Stored items
____________________

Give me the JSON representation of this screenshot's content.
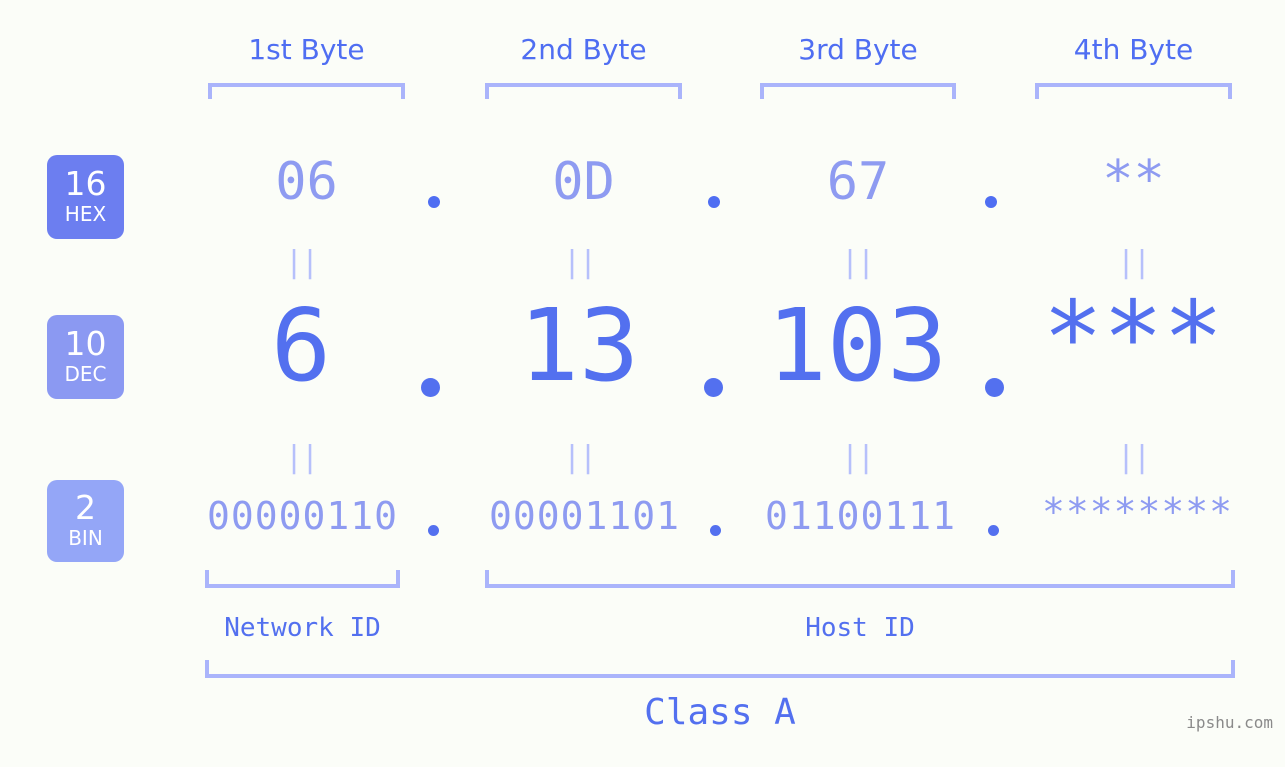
{
  "meta": {
    "background_color": "#fbfdf8",
    "accent_strong": "#5370ef",
    "accent_light": "#8e9bf1",
    "accent_bracket": "#aab4fb",
    "watermark_color": "#8a8a8a"
  },
  "byte_headers": [
    {
      "label": "1st Byte"
    },
    {
      "label": "2nd Byte"
    },
    {
      "label": "3rd Byte"
    },
    {
      "label": "4th Byte"
    }
  ],
  "bases": [
    {
      "number": "16",
      "name": "HEX",
      "color": "#6c7ef0"
    },
    {
      "number": "10",
      "name": "DEC",
      "color": "#8b99f2"
    },
    {
      "number": "2",
      "name": "BIN",
      "color": "#94a6f7"
    }
  ],
  "rows": {
    "hex": {
      "values": [
        "06",
        "0D",
        "67",
        "**"
      ],
      "separator": "."
    },
    "dec": {
      "values": [
        "6",
        "13",
        "103",
        "***"
      ],
      "separator": "."
    },
    "bin": {
      "values": [
        "00000110",
        "00001101",
        "01100111",
        "********"
      ],
      "separator": "."
    }
  },
  "equals_mark": "||",
  "segments": [
    {
      "label": "Network ID"
    },
    {
      "label": "Host ID"
    }
  ],
  "class": {
    "label": "Class A"
  },
  "watermark": {
    "text": "ipshu.com"
  }
}
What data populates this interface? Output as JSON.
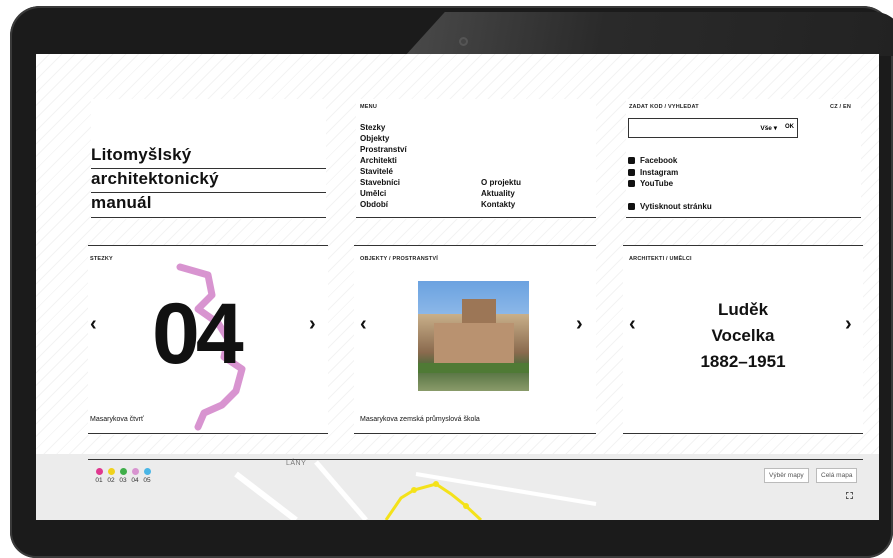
{
  "header": {
    "title_lines": [
      "Litomyšlský",
      "architektonický",
      "manuál"
    ],
    "menu_label": "MENU",
    "menu_left": [
      "Stezky",
      "Objekty",
      "Prostranství",
      "Architekti",
      "Stavitelé",
      "Stavebníci",
      "Umělci",
      "Období"
    ],
    "menu_right": [
      "O projektu",
      "Aktuality",
      "Kontakty"
    ],
    "search_label": "ZADAT KOD / VYHLEDAT",
    "lang": "CZ / EN",
    "search_filter": "Vše ▾",
    "search_ok": "OK",
    "social": [
      {
        "icon": "facebook-icon",
        "label": "Facebook"
      },
      {
        "icon": "instagram-icon",
        "label": "Instagram"
      },
      {
        "icon": "youtube-icon",
        "label": "YouTube"
      }
    ],
    "print": "Vytisknout stránku"
  },
  "panels": {
    "stezky": {
      "label": "STEZKY",
      "number": "04",
      "caption": "Masarykova čtvrť",
      "route_color": "#d894d0"
    },
    "objekty": {
      "label": "OBJEKTY / PROSTRANSTVÍ",
      "caption": "Masarykova zemská průmyslová škola"
    },
    "architekti": {
      "label": "ARCHITEKTI / UMĚLCI",
      "name_lines": [
        "Luděk",
        "Vocelka",
        "1882–1951"
      ]
    }
  },
  "map": {
    "place": "LÁNY",
    "legend": [
      {
        "num": "01",
        "color": "#e0388f"
      },
      {
        "num": "02",
        "color": "#f0d21c"
      },
      {
        "num": "03",
        "color": "#3fae49"
      },
      {
        "num": "04",
        "color": "#d894d0"
      },
      {
        "num": "05",
        "color": "#4ab6e6"
      }
    ],
    "btn_select": "Výběr mapy",
    "btn_full": "Celá mapa",
    "route_color": "#f4e21a"
  },
  "arrows": {
    "left": "‹",
    "right": "›"
  }
}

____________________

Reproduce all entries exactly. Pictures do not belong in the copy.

Give me the JSON representation of this screenshot's content.
{
  "meta": {
    "background_color": "#fbfdf8",
    "accent_strong": "#5370ef",
    "accent_light": "#8e9bf1",
    "accent_bracket": "#aab4fb",
    "watermark_color": "#8a8a8a"
  },
  "byte_headers": [
    {
      "label": "1st Byte"
    },
    {
      "label": "2nd Byte"
    },
    {
      "label": "3rd Byte"
    },
    {
      "label": "4th Byte"
    }
  ],
  "bases": [
    {
      "number": "16",
      "name": "HEX",
      "color": "#6c7ef0"
    },
    {
      "number": "10",
      "name": "DEC",
      "color": "#8b99f2"
    },
    {
      "number": "2",
      "name": "BIN",
      "color": "#94a6f7"
    }
  ],
  "rows": {
    "hex": {
      "values": [
        "06",
        "0D",
        "67",
        "**"
      ],
      "separator": "."
    },
    "dec": {
      "values": [
        "6",
        "13",
        "103",
        "***"
      ],
      "separator": "."
    },
    "bin": {
      "values": [
        "00000110",
        "00001101",
        "01100111",
        "********"
      ],
      "separator": "."
    }
  },
  "equals_mark": "||",
  "segments": [
    {
      "label": "Network ID"
    },
    {
      "label": "Host ID"
    }
  ],
  "class": {
    "label": "Class A"
  },
  "watermark": {
    "text": "ipshu.com"
  }
}
What data populates this interface? Output as JSON.
{
  "header": {
    "title_lines": [
      "Litomyšlský",
      "architektonický",
      "manuál"
    ],
    "menu_label": "MENU",
    "menu_left": [
      "Stezky",
      "Objekty",
      "Prostranství",
      "Architekti",
      "Stavitelé",
      "Stavebníci",
      "Umělci",
      "Období"
    ],
    "menu_right": [
      "O projektu",
      "Aktuality",
      "Kontakty"
    ],
    "search_label": "ZADAT KOD / VYHLEDAT",
    "lang": "CZ / EN",
    "search_filter": "Vše ▾",
    "search_ok": "OK",
    "social": [
      {
        "icon": "facebook-icon",
        "label": "Facebook"
      },
      {
        "icon": "instagram-icon",
        "label": "Instagram"
      },
      {
        "icon": "youtube-icon",
        "label": "YouTube"
      }
    ],
    "print": "Vytisknout stránku"
  },
  "panels": {
    "stezky": {
      "label": "STEZKY",
      "number": "04",
      "caption": "Masarykova čtvrť",
      "route_color": "#d894d0"
    },
    "objekty": {
      "label": "OBJEKTY / PROSTRANSTVÍ",
      "caption": "Masarykova zemská průmyslová škola"
    },
    "architekti": {
      "label": "ARCHITEKTI / UMĚLCI",
      "name_lines": [
        "Luděk",
        "Vocelka",
        "1882–1951"
      ]
    }
  },
  "map": {
    "place": "LÁNY",
    "legend": [
      {
        "num": "01",
        "color": "#e0388f"
      },
      {
        "num": "02",
        "color": "#f0d21c"
      },
      {
        "num": "03",
        "color": "#3fae49"
      },
      {
        "num": "04",
        "color": "#d894d0"
      },
      {
        "num": "05",
        "color": "#4ab6e6"
      }
    ],
    "btn_select": "Výběr mapy",
    "btn_full": "Celá mapa",
    "route_color": "#f4e21a"
  },
  "arrows": {
    "left": "‹",
    "right": "›"
  }
}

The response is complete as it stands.